Established in 2003, Dr. Letourneau’s Child Health Implementation and Longitudinal Development (CHILD) Studies Program has been focused on understanding, intervening, and translating knowledge about the importance of early experiences to children’s lifelong developmental health. Recently, she expanded the CHILD Studies Program to include a new focus on innovative training for graduate students and post-doctoral fellows to undertake community-engaged implementation science research. Together, these approaches are designed to promote system changes to improve the lives of children and families affected by early adversities. These foci are encapsulated in five CHILD Studies Program objectives:
To understand impacts of socio-environmental exposures on children’s mental health, neurodevelopment, and other health outcomes (e.g. inflammation) with a focus on parental perinatal depression and anxiety, family violence, and adverse childhood experiences (ACEs).
To understand underlying mechanisms, mediators, and moderators (e.g. epigenetic patterns, genetic plasticity, cortisol, child sex, parent-child relationship qualities including sensitivity and responsiveness, maternal-child attachment security) of the association between socio-environmental exposures and children’s outcomes in objective 1.
To develop and test interventions to support vulnerable children’s mental health, neurodevelopment, and other health outcomes in families affected by parental perinatal depression and anxiety, family violence, and ACEs.

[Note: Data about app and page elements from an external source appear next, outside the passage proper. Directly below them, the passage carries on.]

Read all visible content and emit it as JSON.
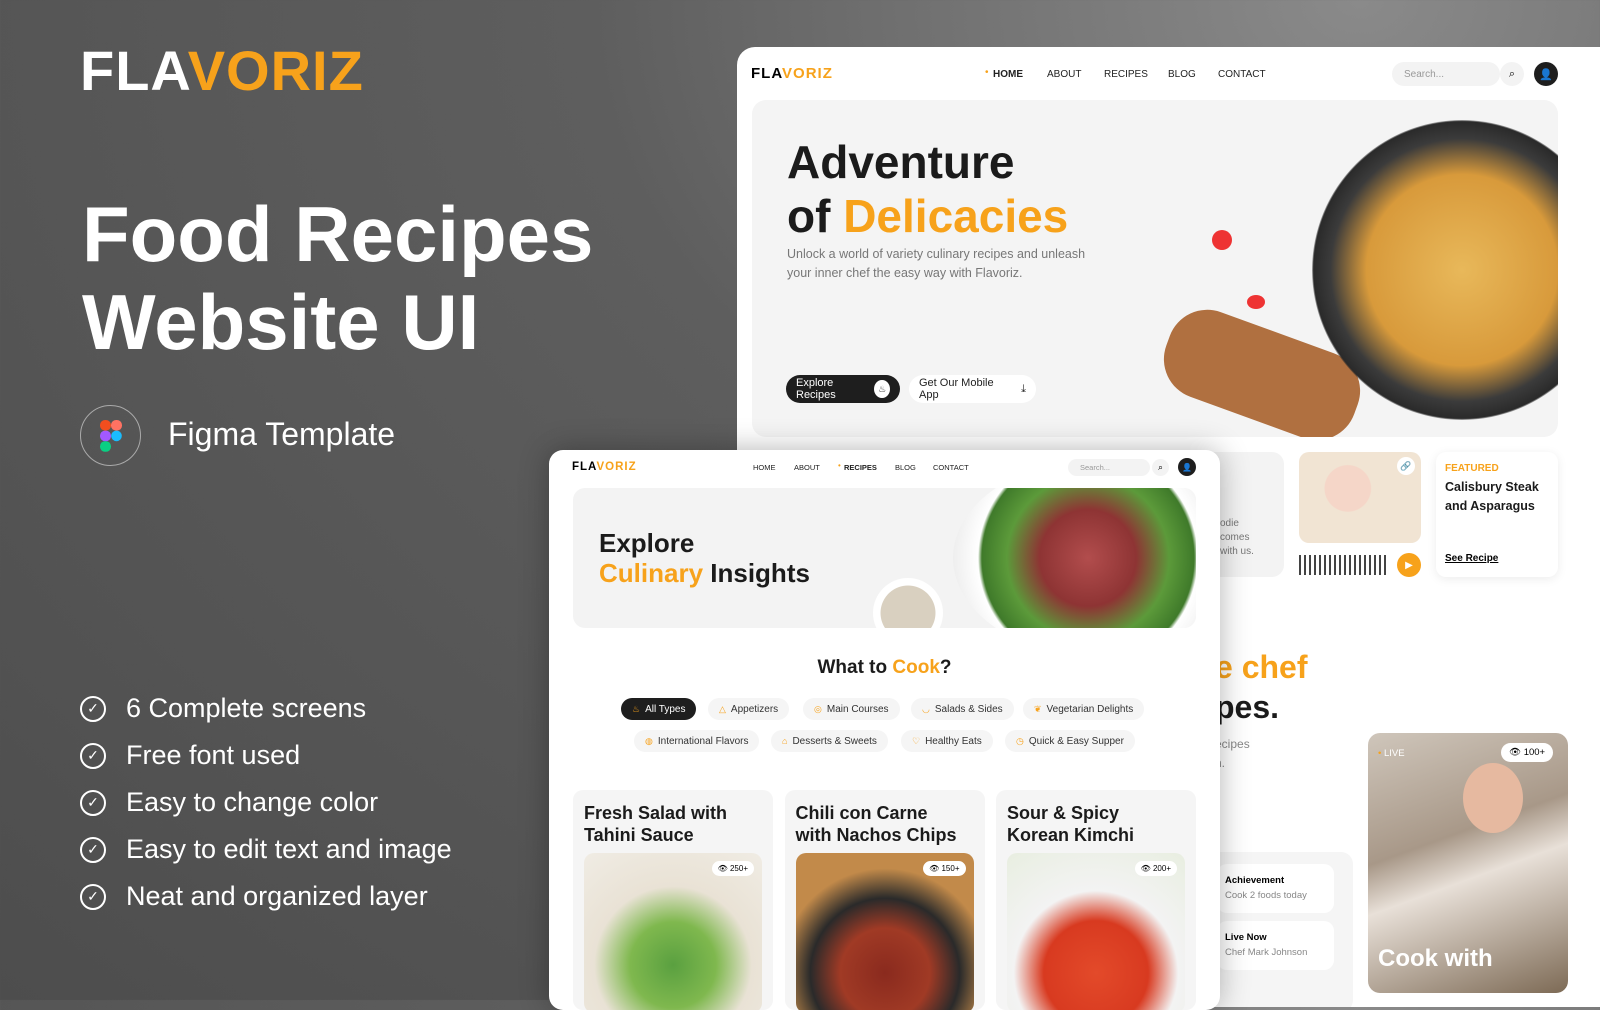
{
  "promo": {
    "logo_a": "FLA",
    "logo_b": "VORIZ",
    "title_l1": "Food Recipes",
    "title_l2": "Website UI",
    "figma_label": "Figma Template",
    "features": [
      "6 Complete screens",
      "Free font used",
      "Easy to change color",
      "Easy to edit text and image",
      "Neat and organized layer"
    ]
  },
  "colors": {
    "accent": "#f7a21b",
    "dark": "#1e1e1e"
  },
  "home_screen": {
    "logo_a": "FLA",
    "logo_b": "VORIZ",
    "nav": [
      "HOME",
      "ABOUT",
      "RECIPES",
      "BLOG",
      "CONTACT"
    ],
    "active_nav": "HOME",
    "search_placeholder": "Search...",
    "hero_title_l1": "Adventure",
    "hero_title_of": "of",
    "hero_title_accent": "Delicacies",
    "hero_sub": "Unlock a world of variety culinary recipes and unleash your inner chef the easy way with Flavoriz.",
    "btn_explore": "Explore Recipes",
    "btn_app": "Get Our Mobile App",
    "partial_text": [
      "odie",
      "comes",
      "with us."
    ],
    "featured": {
      "tag": "FEATURED",
      "title": "Calisbury Steak and Asparagus",
      "link": "See Recipe"
    },
    "section_accent": "e chef",
    "section_l2": "pes.",
    "section_sub": [
      "ecipes",
      "n."
    ],
    "achievement": {
      "title": "Achievement",
      "text": "Cook 2 foods today"
    },
    "live_now": {
      "title": "Live Now",
      "text": "Chef Mark Johnson"
    },
    "live_card": {
      "tag": "LIVE",
      "views": "100+",
      "caption": "Cook with"
    }
  },
  "recipes_screen": {
    "logo_a": "FLA",
    "logo_b": "VORIZ",
    "nav": [
      "HOME",
      "ABOUT",
      "RECIPES",
      "BLOG",
      "CONTACT"
    ],
    "active_nav": "RECIPES",
    "search_placeholder": "Search...",
    "banner_l1": "Explore",
    "banner_accent": "Culinary",
    "banner_rest": "Insights",
    "section_title": "What to ",
    "section_accent": "Cook",
    "section_q": "?",
    "chips": [
      "All Types",
      "Appetizers",
      "Main Courses",
      "Salads & Sides",
      "Vegetarian Delights",
      "International Flavors",
      "Desserts & Sweets",
      "Healthy Eats",
      "Quick & Easy Supper"
    ],
    "active_chip": "All Types",
    "cards": [
      {
        "title": "Fresh Salad with Tahini Sauce",
        "views": "250+"
      },
      {
        "title": "Chili con Carne with Nachos Chips",
        "views": "150+"
      },
      {
        "title": "Sour & Spicy Korean Kimchi",
        "views": "200+"
      }
    ]
  }
}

To translate research findings in multiple traditional and novel ways to achieve the largest possible audience, uptake, and impact.

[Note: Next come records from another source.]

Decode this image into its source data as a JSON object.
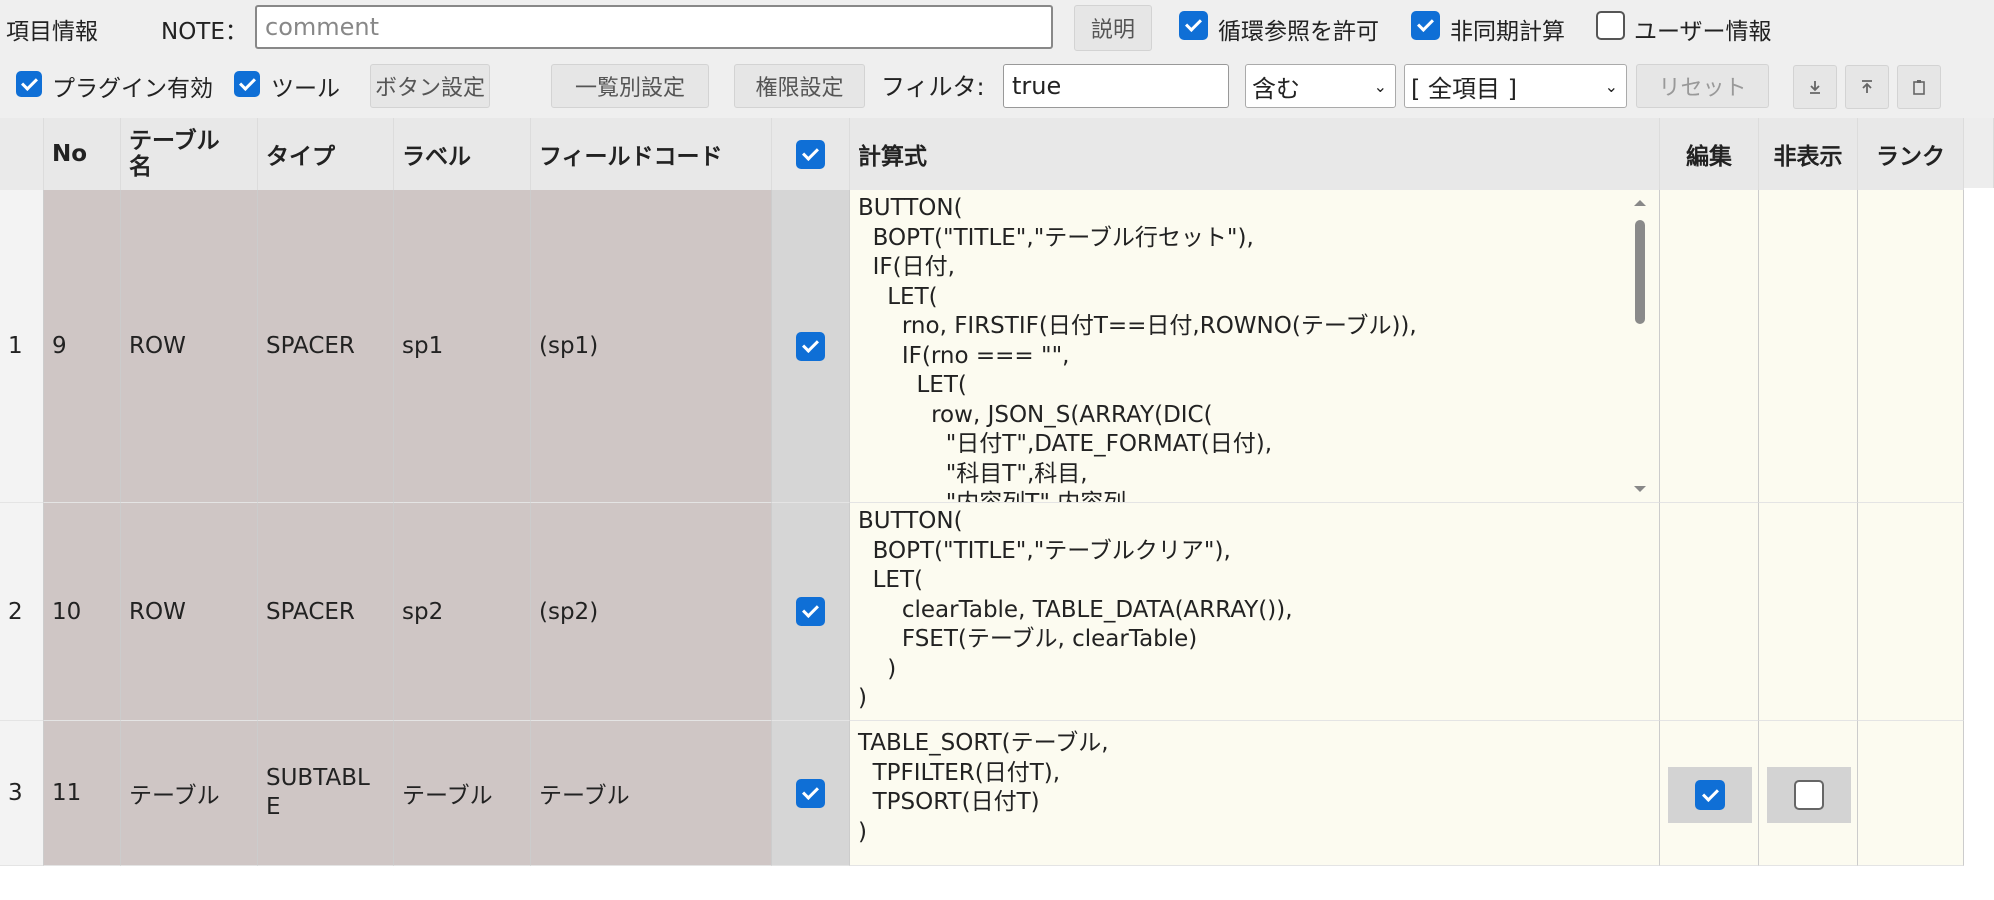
{
  "toolbar1": {
    "item_info_label": "項目情報",
    "note_label": "NOTE：",
    "note_placeholder": "comment",
    "explain_button": "説明",
    "allow_circular_label": "循環参照を許可",
    "async_calc_label": "非同期計算",
    "user_info_label": "ユーザー情報"
  },
  "toolbar2": {
    "plugin_enabled_label": "プラグイン有効",
    "tools_label": "ツール",
    "button_settings": "ボタン設定",
    "list_settings": "一覧別設定",
    "permission_settings": "権限設定",
    "filter_label": "フィルタ:",
    "filter_value": "true",
    "match_select": "含む",
    "scope_select": "[ 全項目 ]",
    "reset_button": "リセット"
  },
  "table": {
    "headers": {
      "no": "No",
      "table_name": "テーブル\n名",
      "type": "タイプ",
      "label": "ラベル",
      "field_code": "フィールドコード",
      "formula": "計算式",
      "edit": "編集",
      "hidden": "非表示",
      "rank": "ランク"
    },
    "rows": [
      {
        "index": "1",
        "no": "9",
        "table_name": "ROW",
        "type": "SPACER",
        "label": "sp1",
        "field_code": "(sp1)",
        "formula": "BUTTON(\n  BOPT(\"TITLE\",\"テーブル行セット\"),\n  IF(日付,\n    LET(\n      rno, FIRSTIF(日付T==日付,ROWNO(テーブル)),\n      IF(rno === \"\",\n        LET(\n          row, JSON_S(ARRAY(DIC(\n            \"日付T\",DATE_FORMAT(日付),\n            \"科目T\",科目,\n            \"内容列T\",内容列,"
      },
      {
        "index": "2",
        "no": "10",
        "table_name": "ROW",
        "type": "SPACER",
        "label": "sp2",
        "field_code": "(sp2)",
        "formula": "BUTTON(\n  BOPT(\"TITLE\",\"テーブルクリア\"),\n  LET(\n      clearTable, TABLE_DATA(ARRAY()),\n      FSET(テーブル, clearTable)\n    )\n)"
      },
      {
        "index": "3",
        "no": "11",
        "table_name": "テーブル",
        "type": "SUBTABL\nE",
        "label": "テーブル",
        "field_code": "テーブル",
        "formula": "TABLE_SORT(テーブル,\n  TPFILTER(日付T),\n  TPSORT(日付T)\n)"
      }
    ]
  }
}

To train the next generation of scientists to undertake community-engaged implementation science research designed to improve services and programs for children and families (especially girls, women, and gender-diverse people) exposed to early adversity.